Uranium is a naturally occurring element with the atomic number 92 and the symbol U. It is a silvery-grey metal that is slightly radioactive and has been used for various purposes throughout history. It was first discovered in the late 18th century, and since then, scientists have studied its unique properties and applications. In this article, we will explore some of the most interesting facts about uranium and why it is a significant component.
1. Radioactivity and Half-Life
Radioactivity is the process by which a nucleus of an atom emits radiation, and uranium was the first element discovered to be naturally radioactive. In 1896, French physicist Henri Becquerel discovered that it emits radiation, leading to radioactivity’s discovery. The term radioactivity was coined by Marie Curie, who discovered two new radioactive elements, polonium and radium, in the early 20th century.
Uranium has several isotopes, with uranium-238 being the most abundant. Uranium-238 has a half-life of 4.5 billion years, which means it takes 4.5 billion years for half of the atoms in a sample of uranium-238 to decay. Uranium-235, another isotope of uranium, has a shorter half-life of 700 million years.
2. Abundance and Mining
It is one of the most abundant elements in the Earth’s crust. To be more specific, it is estimated that there are about 40 trillion tons of uranium in the Earth’s crust, with concentrations ranging from 0.2 to 25 parts per million. There are several types of uranium deposits, including sandstone, vein, and unconformity deposits. Sandstone deposits are the most common, and they are extracted using an in-situ recovery (which enCore Energy officials co-developed and utilize to this day) method. In this process, a benign solution is injected into the deposit to dissolve the uranium, which is then pumped to the surface. Vein deposits are mined using underground methods, while unconformity deposits are mined using open-pit methods.

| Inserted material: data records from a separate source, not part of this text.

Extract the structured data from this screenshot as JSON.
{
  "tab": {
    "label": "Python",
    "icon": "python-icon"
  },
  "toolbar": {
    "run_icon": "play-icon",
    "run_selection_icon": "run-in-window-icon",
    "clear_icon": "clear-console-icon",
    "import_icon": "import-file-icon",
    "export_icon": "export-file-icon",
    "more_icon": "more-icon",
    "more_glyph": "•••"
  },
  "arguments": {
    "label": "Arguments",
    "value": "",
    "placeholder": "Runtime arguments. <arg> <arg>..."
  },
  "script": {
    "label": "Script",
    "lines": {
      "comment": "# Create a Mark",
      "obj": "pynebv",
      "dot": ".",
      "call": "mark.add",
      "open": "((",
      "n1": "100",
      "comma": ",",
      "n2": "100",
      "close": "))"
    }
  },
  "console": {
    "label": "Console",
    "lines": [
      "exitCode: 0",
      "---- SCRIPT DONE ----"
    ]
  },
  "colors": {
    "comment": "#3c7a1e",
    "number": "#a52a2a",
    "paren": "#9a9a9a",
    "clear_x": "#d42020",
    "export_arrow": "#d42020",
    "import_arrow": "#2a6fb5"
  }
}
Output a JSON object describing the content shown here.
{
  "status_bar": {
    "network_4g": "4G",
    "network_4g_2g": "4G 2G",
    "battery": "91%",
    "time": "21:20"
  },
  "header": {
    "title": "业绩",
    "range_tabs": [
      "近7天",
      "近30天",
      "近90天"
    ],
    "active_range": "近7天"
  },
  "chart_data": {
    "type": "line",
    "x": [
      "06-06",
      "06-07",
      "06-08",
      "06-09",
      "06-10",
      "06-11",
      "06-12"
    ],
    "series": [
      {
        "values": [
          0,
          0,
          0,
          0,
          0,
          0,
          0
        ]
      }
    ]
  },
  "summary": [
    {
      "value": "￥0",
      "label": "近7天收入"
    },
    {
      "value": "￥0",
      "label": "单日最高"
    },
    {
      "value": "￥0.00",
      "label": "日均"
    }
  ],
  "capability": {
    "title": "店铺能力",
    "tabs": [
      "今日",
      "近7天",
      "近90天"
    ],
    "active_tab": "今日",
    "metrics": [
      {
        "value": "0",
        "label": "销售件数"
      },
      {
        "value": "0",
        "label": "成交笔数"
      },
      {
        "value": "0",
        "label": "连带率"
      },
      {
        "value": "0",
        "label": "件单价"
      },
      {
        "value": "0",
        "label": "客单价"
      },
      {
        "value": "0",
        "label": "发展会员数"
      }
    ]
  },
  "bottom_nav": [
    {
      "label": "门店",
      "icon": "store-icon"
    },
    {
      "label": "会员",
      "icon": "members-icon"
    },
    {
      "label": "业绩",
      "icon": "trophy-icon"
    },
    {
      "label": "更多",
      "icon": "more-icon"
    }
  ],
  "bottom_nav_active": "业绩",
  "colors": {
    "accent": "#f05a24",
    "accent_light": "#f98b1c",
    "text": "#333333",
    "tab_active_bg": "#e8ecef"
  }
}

Uranium is a fascinating element with unique properties and applications. Its discovery and study have led to significant advancements in science and technology, particularly in the field of nuclear energy.
If you want to learn more about American Uranium production, look no further than our sources here at enCore Energy Corp. We are a U.S. domestic Uranium developer focused on becoming a leading in-situ recovery (ISR) Uranium producer.